Post-Award Grants Management
Monitoring Report Form and/or Checklist
Like the review criteria discussed above, monitoring checklists should be objective and should be pre-constructed before the grant specialist conducts either the paper review or the on-site visit. For the same fairness reasons, these checklists should be uniformly used by the grant monitor when evaluating all grants. Whether to share the checklist with the sub-grantee prior to or after the periodic evaluation, or not at all, is the decision of the SAA. In effect, it is this checklist that serves as a report card. The results, when combined with the progress report, the financial report and the final report, will greatly assist the advisory board and the agency in the weighing process concerning future funding of the project or program. Tennessee’s Department of Finance and Administration has developed a Sub-recipient Contract Monitoring Manual that provides detailed guidance to program monitors, including tools for assessing risk of noncompliance and other requirements.
The procedural need for timely and complete progress reports is clear. Whether they are required on a monthly, quarterly or semi-annual basis is made based on considerations such as: history of the grantee, size of the award, federal program reporting requirements, state monitoring requirements, etc. Grant monitoring staff should be charged with the responsibility of ensuring that these reports are received and maintained. Likewise, it is this process that will indicate when a remedial site visit is needed, as compared with a routine and regularly scheduled performance audit.
Less obvious, but of even greater importance to the SAA, is the fact that it is these reports that will begin to give form to the agency’s mission. That is, as the SAA reviews progress reports she will gain an understanding of exactly what the sub-grantee is doing to advance the cause of positive criminal justice in the state.

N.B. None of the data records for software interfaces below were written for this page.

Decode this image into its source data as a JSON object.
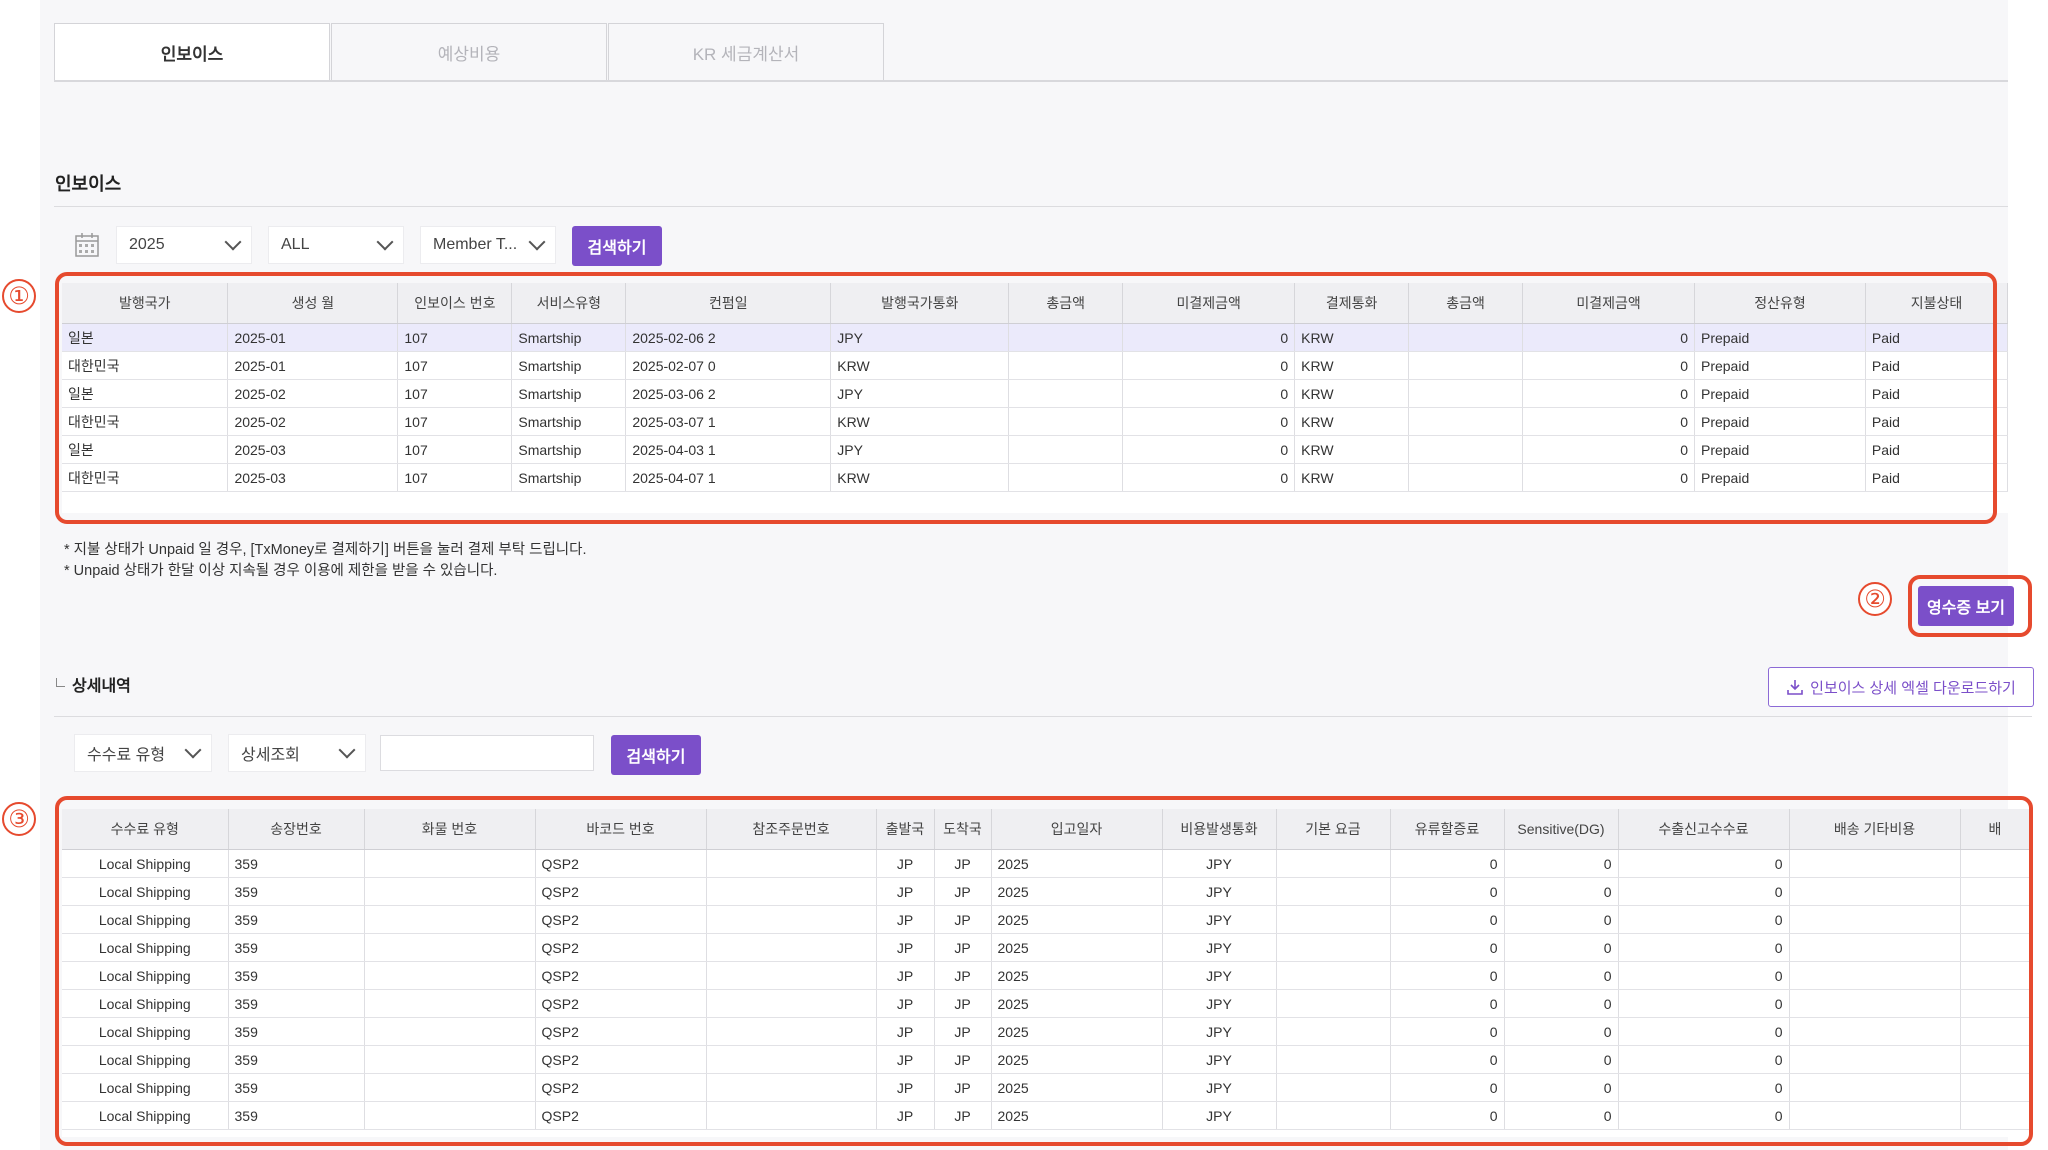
{
  "tabs": [
    {
      "label": "인보이스",
      "active": true
    },
    {
      "label": "예상비용",
      "active": false
    },
    {
      "label": "KR 세금계산서",
      "active": false
    }
  ],
  "invoice": {
    "title": "인보이스",
    "filters": {
      "year": "2025",
      "type": "ALL",
      "member": "Member T...",
      "search_label": "검색하기"
    },
    "columns": [
      "발행국가",
      "생성 월",
      "인보이스 번호",
      "서비스유형",
      "컨펌일",
      "발행국가통화",
      "총금액",
      "미결제금액",
      "결제통화",
      "총금액",
      "미결제금액",
      "정산유형",
      "지불상태"
    ],
    "rows": [
      [
        "일본",
        "2025-01",
        "107",
        "Smartship",
        "2025-02-06 2",
        "JPY",
        "",
        "0",
        "KRW",
        "",
        "0",
        "Prepaid",
        "Paid"
      ],
      [
        "대한민국",
        "2025-01",
        "107",
        "Smartship",
        "2025-02-07 0",
        "KRW",
        "",
        "0",
        "KRW",
        "",
        "0",
        "Prepaid",
        "Paid"
      ],
      [
        "일본",
        "2025-02",
        "107",
        "Smartship",
        "2025-03-06 2",
        "JPY",
        "",
        "0",
        "KRW",
        "",
        "0",
        "Prepaid",
        "Paid"
      ],
      [
        "대한민국",
        "2025-02",
        "107",
        "Smartship",
        "2025-03-07 1",
        "KRW",
        "",
        "0",
        "KRW",
        "",
        "0",
        "Prepaid",
        "Paid"
      ],
      [
        "일본",
        "2025-03",
        "107",
        "Smartship",
        "2025-04-03 1",
        "JPY",
        "",
        "0",
        "KRW",
        "",
        "0",
        "Prepaid",
        "Paid"
      ],
      [
        "대한민국",
        "2025-03",
        "107",
        "Smartship",
        "2025-04-07 1",
        "KRW",
        "",
        "0",
        "KRW",
        "",
        "0",
        "Prepaid",
        "Paid"
      ]
    ],
    "notes": [
      "* 지불 상태가 Unpaid 일 경우, [TxMoney로 결제하기] 버튼을 눌러 결제 부탁 드립니다.",
      "* Unpaid 상태가 한달 이상 지속될 경우 이용에 제한을 받을 수 있습니다."
    ],
    "receipt_label": "영수증 보기"
  },
  "detail": {
    "title": "상세내역",
    "download_label": "인보이스 상세 엑셀 다운로드하기",
    "filters": {
      "fee_type": "수수료 유형",
      "detail": "상세조회",
      "search_label": "검색하기",
      "query": ""
    },
    "columns": [
      "수수료 유형",
      "송장번호",
      "화물 번호",
      "바코드 번호",
      "참조주문번호",
      "출발국",
      "도착국",
      "입고일자",
      "비용발생통화",
      "기본 요금",
      "유류할증료",
      "Sensitive(DG)",
      "수출신고수수료",
      "배송 기타비용",
      "배"
    ],
    "rows": [
      [
        "Local Shipping",
        "359",
        "",
        "QSP2",
        "",
        "JP",
        "JP",
        "2025",
        "JPY",
        "",
        "0",
        "0",
        "0",
        "",
        ""
      ],
      [
        "Local Shipping",
        "359",
        "",
        "QSP2",
        "",
        "JP",
        "JP",
        "2025",
        "JPY",
        "",
        "0",
        "0",
        "0",
        "",
        ""
      ],
      [
        "Local Shipping",
        "359",
        "",
        "QSP2",
        "",
        "JP",
        "JP",
        "2025",
        "JPY",
        "",
        "0",
        "0",
        "0",
        "",
        ""
      ],
      [
        "Local Shipping",
        "359",
        "",
        "QSP2",
        "",
        "JP",
        "JP",
        "2025",
        "JPY",
        "",
        "0",
        "0",
        "0",
        "",
        ""
      ],
      [
        "Local Shipping",
        "359",
        "",
        "QSP2",
        "",
        "JP",
        "JP",
        "2025",
        "JPY",
        "",
        "0",
        "0",
        "0",
        "",
        ""
      ],
      [
        "Local Shipping",
        "359",
        "",
        "QSP2",
        "",
        "JP",
        "JP",
        "2025",
        "JPY",
        "",
        "0",
        "0",
        "0",
        "",
        ""
      ],
      [
        "Local Shipping",
        "359",
        "",
        "QSP2",
        "",
        "JP",
        "JP",
        "2025",
        "JPY",
        "",
        "0",
        "0",
        "0",
        "",
        ""
      ],
      [
        "Local Shipping",
        "359",
        "",
        "QSP2",
        "",
        "JP",
        "JP",
        "2025",
        "JPY",
        "",
        "0",
        "0",
        "0",
        "",
        ""
      ],
      [
        "Local Shipping",
        "359",
        "",
        "QSP2",
        "",
        "JP",
        "JP",
        "2025",
        "JPY",
        "",
        "0",
        "0",
        "0",
        "",
        ""
      ],
      [
        "Local Shipping",
        "359",
        "",
        "QSP2",
        "",
        "JP",
        "JP",
        "2025",
        "JPY",
        "",
        "0",
        "0",
        "0",
        "",
        ""
      ]
    ]
  },
  "annotations": [
    "①",
    "②",
    "③"
  ],
  "colors": {
    "accent": "#7b4fc9",
    "highlight": "#e64a2e"
  }
}
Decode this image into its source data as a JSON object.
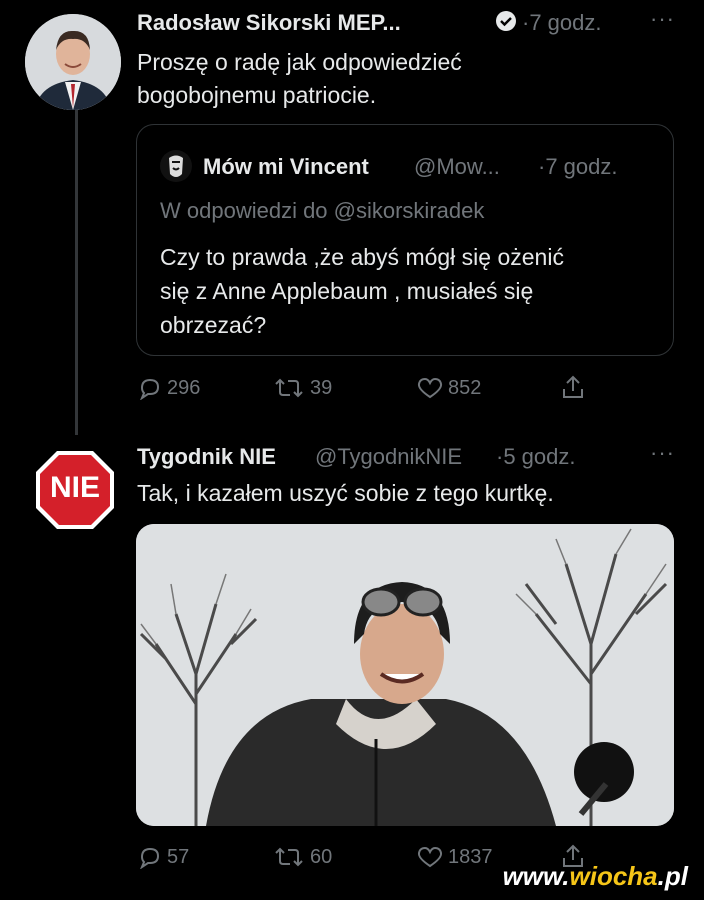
{
  "tweet1": {
    "author": "Radosław Sikorski MEP...",
    "time": "7 godz.",
    "text_line1": "Proszę o radę jak odpowiedzieć",
    "text_line2": "bogobojnemu patriocie.",
    "more": "···",
    "quote": {
      "author": "Mów mi Vincent",
      "handle": "@Mow...",
      "time": "7 godz.",
      "reply_to": "W odpowiedzi do @sikorskiradek",
      "text_line1": "Czy to prawda ,że abyś mógł się ożenić",
      "text_line2": "się z Anne Applebaum , musiałeś się",
      "text_line3": "obrzezać?"
    },
    "replies": "296",
    "retweets": "39",
    "likes": "852"
  },
  "tweet2": {
    "author": "Tygodnik NIE",
    "handle": "@TygodnikNIE",
    "time": "5 godz.",
    "text": "Tak, i kazałem uszyć sobie z tego kurtkę.",
    "avatar_text": "NIE",
    "more": "···",
    "replies": "57",
    "retweets": "60",
    "likes": "1837"
  },
  "watermark": {
    "prefix": "www.",
    "domain": "wiocha",
    "suffix": ".pl"
  }
}
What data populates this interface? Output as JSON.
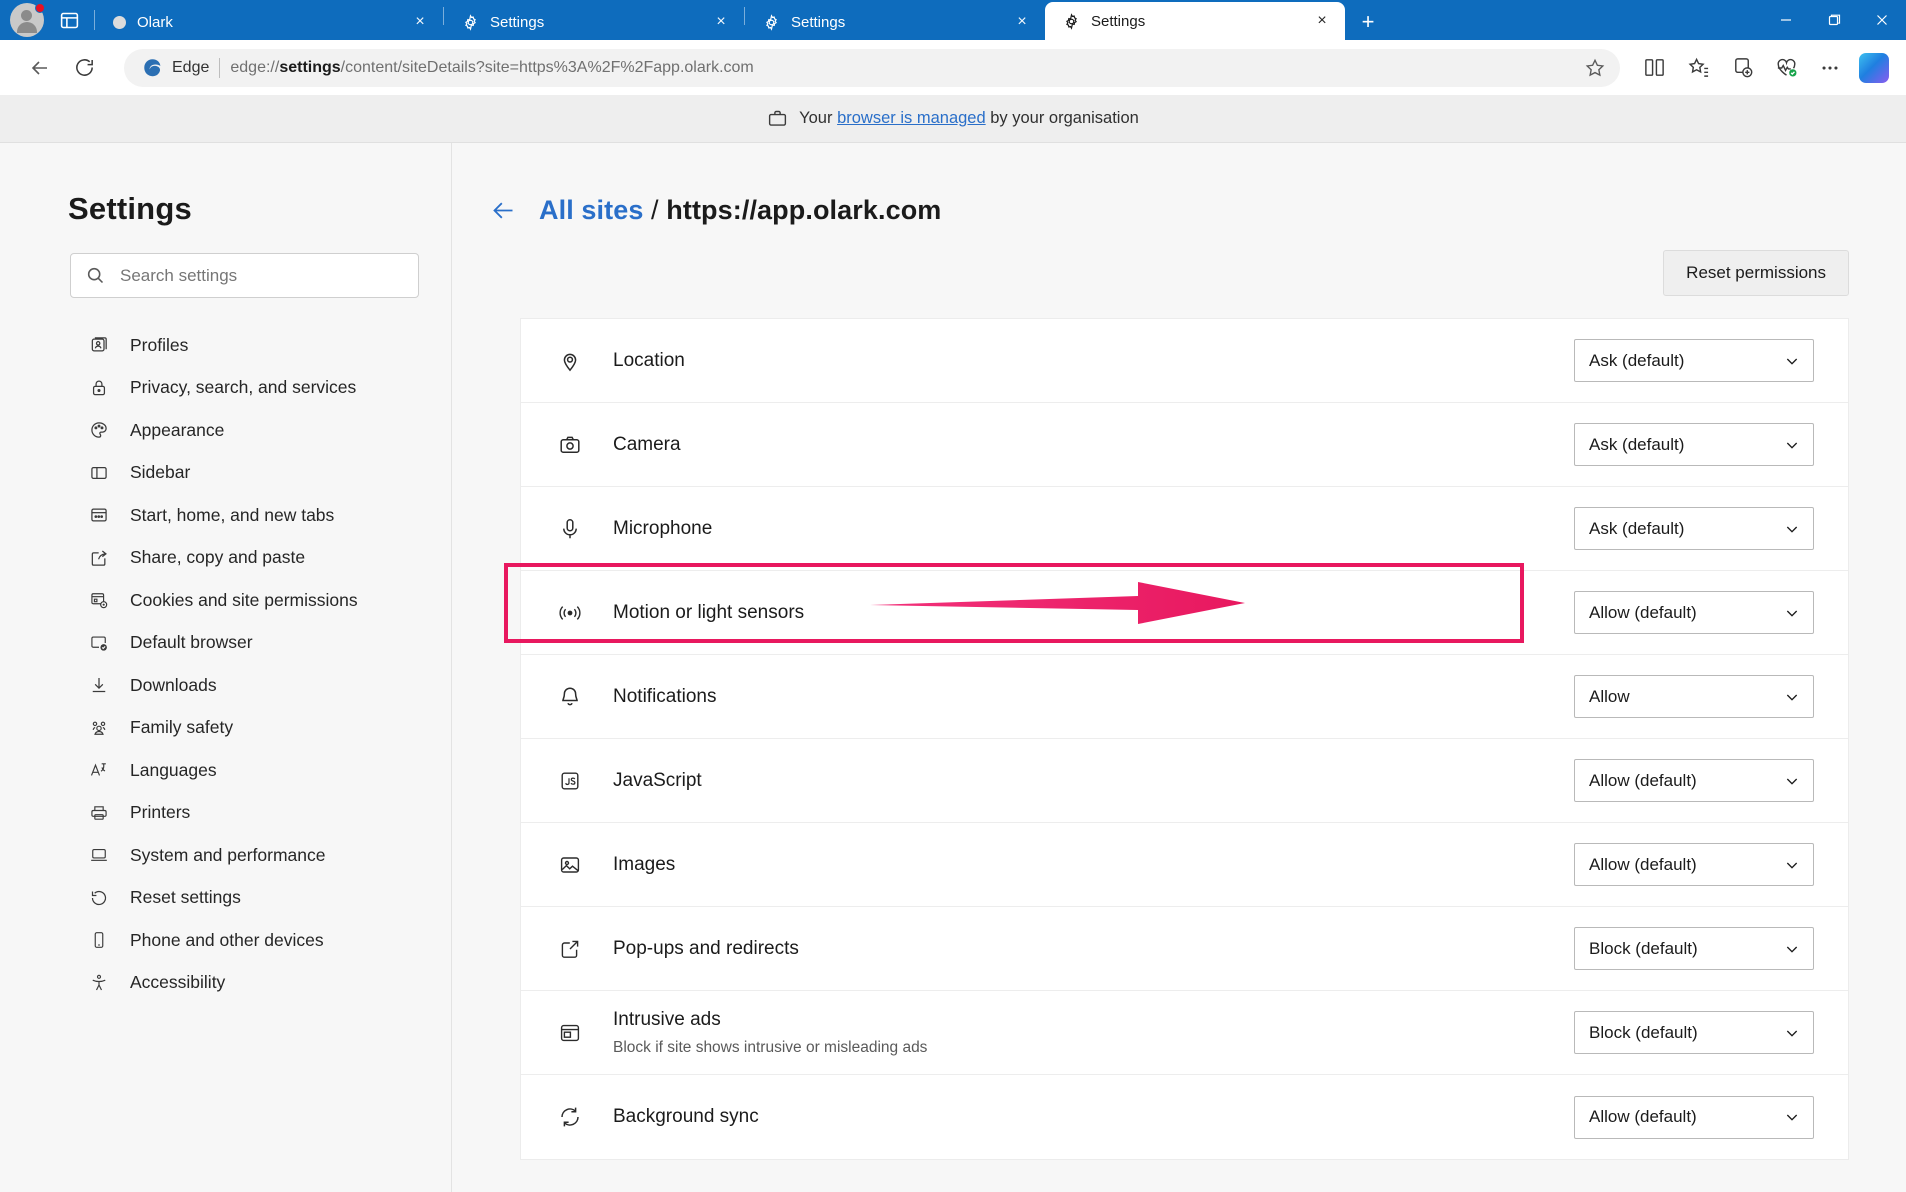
{
  "browser": {
    "tabstrip": {
      "avatar_name": "profile-avatar",
      "tab_search_title": "Tab actions",
      "tabs": [
        {
          "title": "Olark",
          "favicon": "dot-favicon",
          "active": false,
          "close_label": "×"
        },
        {
          "title": "Settings",
          "favicon": "gear-icon",
          "active": false,
          "close_label": "×"
        },
        {
          "title": "Settings",
          "favicon": "gear-icon",
          "active": false,
          "close_label": "×"
        },
        {
          "title": "Settings",
          "favicon": "gear-icon",
          "active": true,
          "close_label": "×"
        }
      ],
      "new_tab_label": "+",
      "window_controls": {
        "minimize": "─",
        "maximize": "❐",
        "close": "✕"
      }
    },
    "toolbar": {
      "back_label": "←",
      "refresh_label": "↻",
      "edge_chip_label": "Edge",
      "url_prefix": "edge://",
      "url_bold": "settings",
      "url_suffix": "/content/siteDetails?site=https%3A%2F%2Fapp.olark.com",
      "url_full": "edge://settings/content/siteDetails?site=https%3A%2F%2Fapp.olark.com",
      "favorite_title": "Add this page to favourites",
      "split_screen_title": "Split screen",
      "favorites_title": "Favourites",
      "collections_title": "Collections",
      "browser_essentials_title": "Browser essentials",
      "settings_more_title": "Settings and more",
      "copilot_title": "Copilot"
    },
    "managed_banner": {
      "prefix": "Your ",
      "link": "browser is managed",
      "suffix": " by your organisation",
      "icon": "briefcase-icon"
    }
  },
  "settings": {
    "title": "Settings",
    "search": {
      "placeholder": "Search settings",
      "value": "",
      "icon": "search-icon"
    },
    "nav_items": [
      {
        "label": "Profiles",
        "icon": "profiles-icon"
      },
      {
        "label": "Privacy, search, and services",
        "icon": "lock-icon"
      },
      {
        "label": "Appearance",
        "icon": "palette-icon"
      },
      {
        "label": "Sidebar",
        "icon": "sidebar-icon"
      },
      {
        "label": "Start, home, and new tabs",
        "icon": "window-icon"
      },
      {
        "label": "Share, copy and paste",
        "icon": "share-icon"
      },
      {
        "label": "Cookies and site permissions",
        "icon": "cookies-icon"
      },
      {
        "label": "Default browser",
        "icon": "default-browser-icon"
      },
      {
        "label": "Downloads",
        "icon": "download-icon"
      },
      {
        "label": "Family safety",
        "icon": "family-icon"
      },
      {
        "label": "Languages",
        "icon": "languages-icon"
      },
      {
        "label": "Printers",
        "icon": "printer-icon"
      },
      {
        "label": "System and performance",
        "icon": "laptop-icon"
      },
      {
        "label": "Reset settings",
        "icon": "reset-icon"
      },
      {
        "label": "Phone and other devices",
        "icon": "phone-icon"
      },
      {
        "label": "Accessibility",
        "icon": "accessibility-icon"
      }
    ]
  },
  "main": {
    "back_arrow": "←",
    "breadcrumb_link": "All sites",
    "breadcrumb_separator": " / ",
    "breadcrumb_current": "https://app.olark.com",
    "reset_permissions_label": "Reset permissions",
    "highlight_color": "#e8185f",
    "permissions": [
      {
        "label": "Location",
        "icon": "location-icon",
        "value": "Ask (default)",
        "sub": "",
        "highlighted": false
      },
      {
        "label": "Camera",
        "icon": "camera-icon",
        "value": "Ask (default)",
        "sub": "",
        "highlighted": false
      },
      {
        "label": "Microphone",
        "icon": "microphone-icon",
        "value": "Ask (default)",
        "sub": "",
        "highlighted": false
      },
      {
        "label": "Motion or light sensors",
        "icon": "sensors-icon",
        "value": "Allow (default)",
        "sub": "",
        "highlighted": false
      },
      {
        "label": "Notifications",
        "icon": "bell-icon",
        "value": "Allow",
        "sub": "",
        "highlighted": true
      },
      {
        "label": "JavaScript",
        "icon": "javascript-icon",
        "value": "Allow (default)",
        "sub": "",
        "highlighted": false
      },
      {
        "label": "Images",
        "icon": "images-icon",
        "value": "Allow (default)",
        "sub": "",
        "highlighted": false
      },
      {
        "label": "Pop-ups and redirects",
        "icon": "popup-icon",
        "value": "Block (default)",
        "sub": "",
        "highlighted": false
      },
      {
        "label": "Intrusive ads",
        "icon": "ads-icon",
        "value": "Block (default)",
        "sub": "Block if site shows intrusive or misleading ads",
        "highlighted": false
      },
      {
        "label": "Background sync",
        "icon": "sync-icon",
        "value": "Allow (default)",
        "sub": "",
        "highlighted": false
      }
    ],
    "chevron": "∨"
  }
}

Although it will probably not be possible for the SAA to review all progress reports, or for that matter all final reports, agency staff should regularly bring to the attention of the SAA those reports that show the sub-grantee’s progress
— hence, the agency is making a positive difference. Below are sample subgranteee progress reports:
he timely submission of financial reports from the sub-grantee to the agency is critical, as is the accuracy of these reports. This presents an ongoing issue for the SAA and her staff, as many sub-grantees will need to be reminded of the importance of accurate record keeping. This area should be stressed in all trainings involving grantees and potential grantees. Without appropriate financial reports, the SAA, her staff and advisory board(s) are unable to make future funding decisions regarding the sub-grantee and may be forced to discontinue present funding.
In order to maintain the overall health of the agency, the SAA must be aware that without full financial accountability from the sub-grantees the attestations made to the agency’s grantor are at risk and, therefore, the agency is at peril. Consequently, the importance of receiving financial reports prepared using generally accepted accounting principles cannot be overemphasized. The SAAs completing of required federal financial reports will also be affected.
Representative examples of financial reports may be found at the following:
Rhode Island Public Safety Grant Administration Office - General Grant Program Administration: Policies and Procedures
The final report of the sub-grantee should tell the story of the project and the progress that has occurred as a result of the grant. Ideally it should follow the roadmap drawn at the outset in the concept paper and/or the application. That is, the project design, programmatic advances, evaluation and final budget should all be a reflection of what has occurred to substantiate the original vision of the sub-grantee. The alterations that occur in virtually every sub-grant should be enumerated, and their value to the project highlighted and emphasized. If replication was a part of the purpose of the grant, the final report should outline the progress toward that goal.
For you as the SAA, the final report should become a part of the message of your agency. A well-presented final report will assist you in demonstrating to others the positive criminal justice work fostered by your agency. From an internal morale perspective, use of the example of an exemplary program funded by the agency can reap significant benefits. From an external perspective, telling the story of a superb effort enabled by the grant program can help to solidify the agency’s credibility and can help to assure future grants will receive less public scrutiny.
A sample final report can be found on the Delaware Criminal Justice Council website.